A Tory source was also quoted in the Daily Telegraph as saying: “If we are re-elected, we will have to review Channel 4’s public service broadcasting obligations.”
Shadow culture secretary Tom Watson wrote to Ofcom about the matter and said it was “deeply concerning that a governing party would wish to restrict the free press”.
In his letter, he said: “I’m urging you to call out this meddling and demand that whichever political party wins the next general election allows Ofcom to operate free from political interference.”
Former Tory culture secretary Ed Vaizey added to the criticism, saying it is “not a sensible strategy for political parties to threaten broadcasters”.
Mr Johnson insisted he wants an “unbridled” media after Labour accused the Tories of wanting to “restrict the free press” by threatening Channel 4.
Answering questions during a phone-in on LBC radio, the Prime Minister said it was “a shame” that his non-appearance overshadowed the substance of the climate debate.
“What we want is a free, fair and exuberant, unbridled media. That’s what I want,” Mr Johnson added.
“I think a free press is one of the glories of our country and I want to protect it and enshrine it.”
No interview with Neil
Asked if he would be interviewed by Mr Neil, he said: “I’m much happier, frankly, to talk about my policies, what we’re doing for the people of this country, rather than endless debates about media and process.”
Shadow chancellor John McDonnell accused Mr Johnson of “running scared” of being interviewed by Mr Neil.
Speaking to the BBC’s Today programme, he said: “The reason he is doing it is because he thinks, like his Bullingdon Club friends, that they’re above the rest of us – that they don’t need to be held to account, they don’t need to treated like the rest of us.
“And so what he’s doing now is he’s avoiding, he’s running scared. Because he knows that Andrew Neil will take him apart. He’s running scared.”
Mr McDonnell added that if Mr Johnson does agree to take part, he would have “played” the BBC by pushing his appearance beyond the point when many postal ballots are expected to have already been returned.
'Cannot be trusted'
Scottish Green Party leader Patrick Harvie said Mr Johnson “cannot be trusted, cannot be believed” after failing to take part in the Channel 4 debate.

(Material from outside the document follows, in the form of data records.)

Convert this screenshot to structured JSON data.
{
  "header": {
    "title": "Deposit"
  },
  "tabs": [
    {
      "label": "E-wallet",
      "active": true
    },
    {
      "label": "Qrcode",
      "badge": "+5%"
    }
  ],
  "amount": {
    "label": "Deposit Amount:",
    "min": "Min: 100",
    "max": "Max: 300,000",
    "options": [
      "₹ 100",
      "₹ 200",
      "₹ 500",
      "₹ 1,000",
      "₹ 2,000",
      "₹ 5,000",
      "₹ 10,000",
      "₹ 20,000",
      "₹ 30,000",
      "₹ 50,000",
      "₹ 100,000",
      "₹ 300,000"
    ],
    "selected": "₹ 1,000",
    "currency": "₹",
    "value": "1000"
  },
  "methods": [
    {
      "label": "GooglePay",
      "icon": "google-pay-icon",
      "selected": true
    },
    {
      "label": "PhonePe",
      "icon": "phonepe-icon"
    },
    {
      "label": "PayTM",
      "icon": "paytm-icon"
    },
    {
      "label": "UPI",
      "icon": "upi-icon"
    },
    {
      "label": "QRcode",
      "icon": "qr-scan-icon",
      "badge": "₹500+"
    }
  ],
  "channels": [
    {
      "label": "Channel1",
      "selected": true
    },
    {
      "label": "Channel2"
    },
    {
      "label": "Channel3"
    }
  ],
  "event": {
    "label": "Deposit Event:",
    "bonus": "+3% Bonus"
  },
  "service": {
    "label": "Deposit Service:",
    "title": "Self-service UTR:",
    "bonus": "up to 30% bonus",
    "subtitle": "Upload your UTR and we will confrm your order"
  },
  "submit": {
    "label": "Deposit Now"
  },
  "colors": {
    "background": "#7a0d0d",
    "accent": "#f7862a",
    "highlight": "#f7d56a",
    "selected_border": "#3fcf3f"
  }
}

“I think it’s a bad sign the Conservatives couldn’t be bothered sending their leader to the climate debate,” Mr Harvie said at a climate demonstration in Glasgow yesterday.

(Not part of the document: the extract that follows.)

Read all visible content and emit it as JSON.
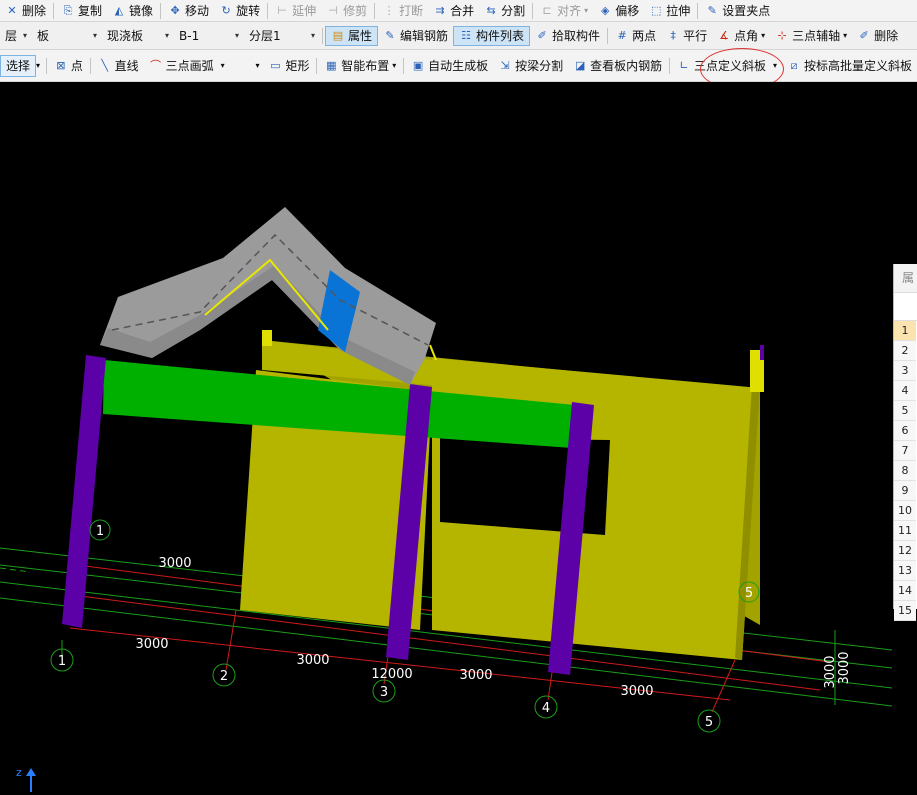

“This is someone that said he would lie down in front of the bulldozers to stop the Heathrow expansion.
“He was lying then and he’s lying about pretty much everything else that he says.”
Scottish Green MSP Ross Greer added: “I remember when I was at primary school there was always that one kid who said, ‘my daddy’s going to do you in’. That’s what Boris Johnson actually tried to do last night, he sent his dad to try and do a climate debate for him… It was embarrassing for him but it’s also embarrassing for the country.”

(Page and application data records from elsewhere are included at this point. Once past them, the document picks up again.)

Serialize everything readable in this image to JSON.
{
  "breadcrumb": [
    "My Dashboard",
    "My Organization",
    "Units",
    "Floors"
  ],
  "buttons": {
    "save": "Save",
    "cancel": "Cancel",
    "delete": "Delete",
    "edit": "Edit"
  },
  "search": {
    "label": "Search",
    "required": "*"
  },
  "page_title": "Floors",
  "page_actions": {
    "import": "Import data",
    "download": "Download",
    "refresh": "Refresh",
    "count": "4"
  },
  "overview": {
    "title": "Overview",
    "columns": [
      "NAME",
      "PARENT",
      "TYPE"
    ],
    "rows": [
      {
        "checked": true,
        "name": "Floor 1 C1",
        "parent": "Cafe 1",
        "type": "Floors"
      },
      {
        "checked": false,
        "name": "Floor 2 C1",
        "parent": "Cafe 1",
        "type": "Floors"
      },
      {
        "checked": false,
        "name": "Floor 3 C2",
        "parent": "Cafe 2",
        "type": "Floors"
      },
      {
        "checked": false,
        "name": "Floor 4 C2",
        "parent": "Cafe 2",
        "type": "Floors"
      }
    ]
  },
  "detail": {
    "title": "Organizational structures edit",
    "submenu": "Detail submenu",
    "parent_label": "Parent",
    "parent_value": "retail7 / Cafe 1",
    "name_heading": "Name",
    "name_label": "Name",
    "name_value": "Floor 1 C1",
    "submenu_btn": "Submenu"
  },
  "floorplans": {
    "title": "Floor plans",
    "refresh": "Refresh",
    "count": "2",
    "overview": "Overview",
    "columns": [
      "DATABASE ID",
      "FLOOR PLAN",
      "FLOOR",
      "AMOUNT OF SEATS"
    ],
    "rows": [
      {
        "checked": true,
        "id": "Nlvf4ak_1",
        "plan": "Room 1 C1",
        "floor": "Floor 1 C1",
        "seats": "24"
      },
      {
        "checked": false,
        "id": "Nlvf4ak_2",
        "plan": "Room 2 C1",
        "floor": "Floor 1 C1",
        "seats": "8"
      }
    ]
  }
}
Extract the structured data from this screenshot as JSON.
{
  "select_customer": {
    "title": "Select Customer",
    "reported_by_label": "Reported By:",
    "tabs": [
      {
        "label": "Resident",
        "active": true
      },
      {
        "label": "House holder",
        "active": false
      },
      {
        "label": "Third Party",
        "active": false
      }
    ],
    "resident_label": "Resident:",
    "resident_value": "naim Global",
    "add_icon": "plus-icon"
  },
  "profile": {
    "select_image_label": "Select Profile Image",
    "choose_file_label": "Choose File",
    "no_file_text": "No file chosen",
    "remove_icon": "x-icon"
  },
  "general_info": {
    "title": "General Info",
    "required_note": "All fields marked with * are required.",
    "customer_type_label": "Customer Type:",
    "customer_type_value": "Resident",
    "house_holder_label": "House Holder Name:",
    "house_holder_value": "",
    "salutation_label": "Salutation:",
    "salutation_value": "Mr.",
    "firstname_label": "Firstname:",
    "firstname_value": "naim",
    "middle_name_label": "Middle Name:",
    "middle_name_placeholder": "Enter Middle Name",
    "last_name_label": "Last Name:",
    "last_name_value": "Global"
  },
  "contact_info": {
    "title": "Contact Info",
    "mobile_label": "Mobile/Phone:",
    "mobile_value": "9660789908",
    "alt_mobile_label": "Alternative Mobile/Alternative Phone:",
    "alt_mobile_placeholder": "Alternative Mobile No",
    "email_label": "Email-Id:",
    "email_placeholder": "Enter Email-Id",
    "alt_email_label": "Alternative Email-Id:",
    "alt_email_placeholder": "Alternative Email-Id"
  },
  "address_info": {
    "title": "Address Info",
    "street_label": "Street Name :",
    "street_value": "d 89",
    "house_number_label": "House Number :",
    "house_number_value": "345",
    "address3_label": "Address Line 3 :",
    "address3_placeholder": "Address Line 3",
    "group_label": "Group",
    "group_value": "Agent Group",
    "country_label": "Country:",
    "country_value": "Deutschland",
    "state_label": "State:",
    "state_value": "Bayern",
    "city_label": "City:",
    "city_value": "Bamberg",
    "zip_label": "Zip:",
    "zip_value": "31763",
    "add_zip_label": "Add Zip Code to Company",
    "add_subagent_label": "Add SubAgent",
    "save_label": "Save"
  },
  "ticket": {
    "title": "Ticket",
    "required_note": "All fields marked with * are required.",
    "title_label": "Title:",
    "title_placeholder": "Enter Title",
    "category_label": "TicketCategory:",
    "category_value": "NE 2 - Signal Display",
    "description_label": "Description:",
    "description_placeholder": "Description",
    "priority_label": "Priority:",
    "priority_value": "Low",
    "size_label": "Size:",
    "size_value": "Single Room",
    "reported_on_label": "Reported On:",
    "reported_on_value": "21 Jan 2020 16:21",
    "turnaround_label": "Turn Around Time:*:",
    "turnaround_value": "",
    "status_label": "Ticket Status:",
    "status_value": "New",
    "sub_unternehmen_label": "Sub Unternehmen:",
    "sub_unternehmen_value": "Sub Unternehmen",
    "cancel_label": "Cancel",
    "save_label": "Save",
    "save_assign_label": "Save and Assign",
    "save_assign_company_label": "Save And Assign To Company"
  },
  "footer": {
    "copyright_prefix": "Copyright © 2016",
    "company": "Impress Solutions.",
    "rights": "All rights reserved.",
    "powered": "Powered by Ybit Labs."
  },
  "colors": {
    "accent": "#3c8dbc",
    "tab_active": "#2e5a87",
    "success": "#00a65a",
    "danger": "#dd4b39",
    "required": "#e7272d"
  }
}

During his appearance on LBC, the Prime Minister was asked how many children he has, putting the spotlight on his personal life after comments from a 1995 Spectator column by Mr
Johnson emerged in which he blamed single mothers for “producing a generation of ill-raised, ignorant, aggressive and illegitimate children”.
One caller to the programme, Ruth from Oldham, told the Prime Minister: “I am a single mother. I don’t appreciate what you have said about single mothers, and by implication my family.
Why are you happy to criticise people like me, when you refuse to discuss your family?”
“These are 25-year-old quotations culled from articles from before even I was in politics,” Mr Johnson said, adding: “I love my children very much but they are not standing at this election and I’m not therefore going to comment.”